Considering all of the above, I see as our collective responsibility, through our business associational activity, to be active members of our respective domestic coalitions, that would push for the completion process of the EU accession process in our region: whether these coalitions are to be found in countries which are already members of the EU or in countries of our region which have yet to EU become members. Those of us active in EU member countries must help ensure that our governments do not flag in their efforts to advance, in Brussels and in the powerful chancelleries of Europe, the membership prospects of those who are yet to become members. Those of us active in non-EU member countries of our region, must help insure that their governments remain constant and persistent in their EU accession efforts and are not distracted from domestic reasons and short terms gains in the international arena.
The other aspect where I believe we should all work together is in upgrading our individual and thus collective performance in a number of key indicators and thus cease being the laggard region within Europe. As we are all painfully aware we are here in the Balkans, singly and collectively, at the bottom of the EU league in terms of corruption, the size of the gray, untaxed economy, the effectiveness of our justice systems, the quality of our public education, the degree of innovation of our economies, the state of some of our key infrastructures, particularly with regard to our railway systems and, because this underperformance affects wealth generation, in the level of affluence of our populations.
I do not think that we should reconcile ourselves to this underperformance. Nor do I believe that we should content ourselves because, within our region, x or y country maybe doing a bit better than its regional neighbors in this or that indicator.
On the contrary we should systematically reflect on the causes of this underperformance, learn from each other’s successes and failures and develop reform agendas and action plans that can enjoy region-wide applicability. Relatedly, we as SVE are the local partner in Greece of the internationally recognized IMD World Competitiveness Index, so I believe we have valuable know-how to contribute to such a region-wide thinking. Thinking undertaken by business associations and other social partners, such as the trade union movement, the non-profit sector, the academic community, on how our countries can become more internationally competitive.
So, in conclusion I strongly believe that we have a bright future ahead of us here in the Balkans if, first, we collectively, and not least through our business associational activity, work together to ensure that we all become members of the same European Union.
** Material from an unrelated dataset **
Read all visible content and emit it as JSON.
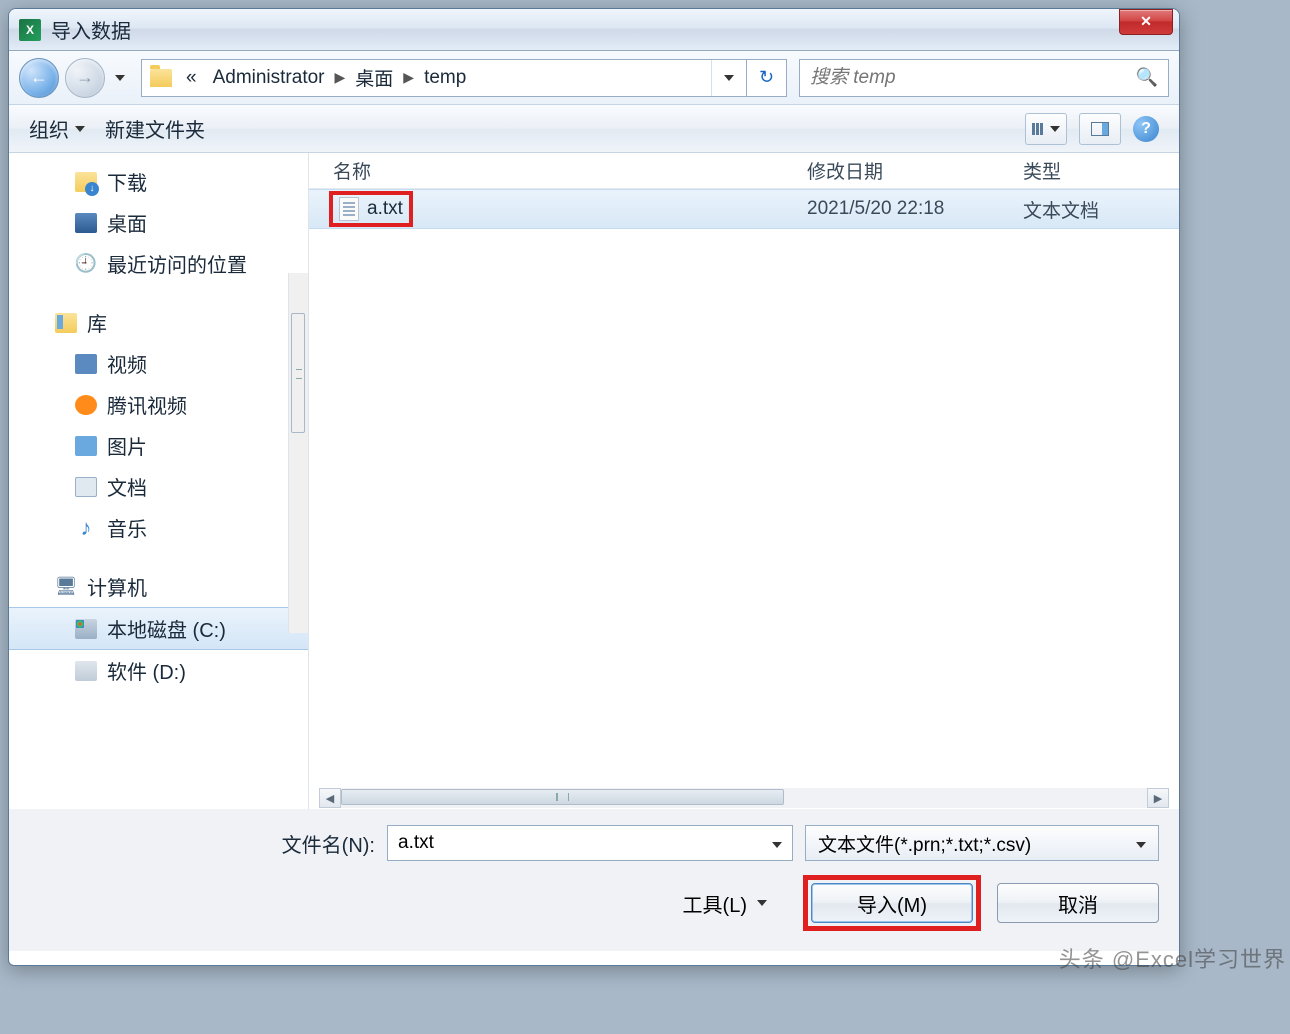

And, second, if work together to build, singly and collectively, better governed societies and economies in our common Balkan region.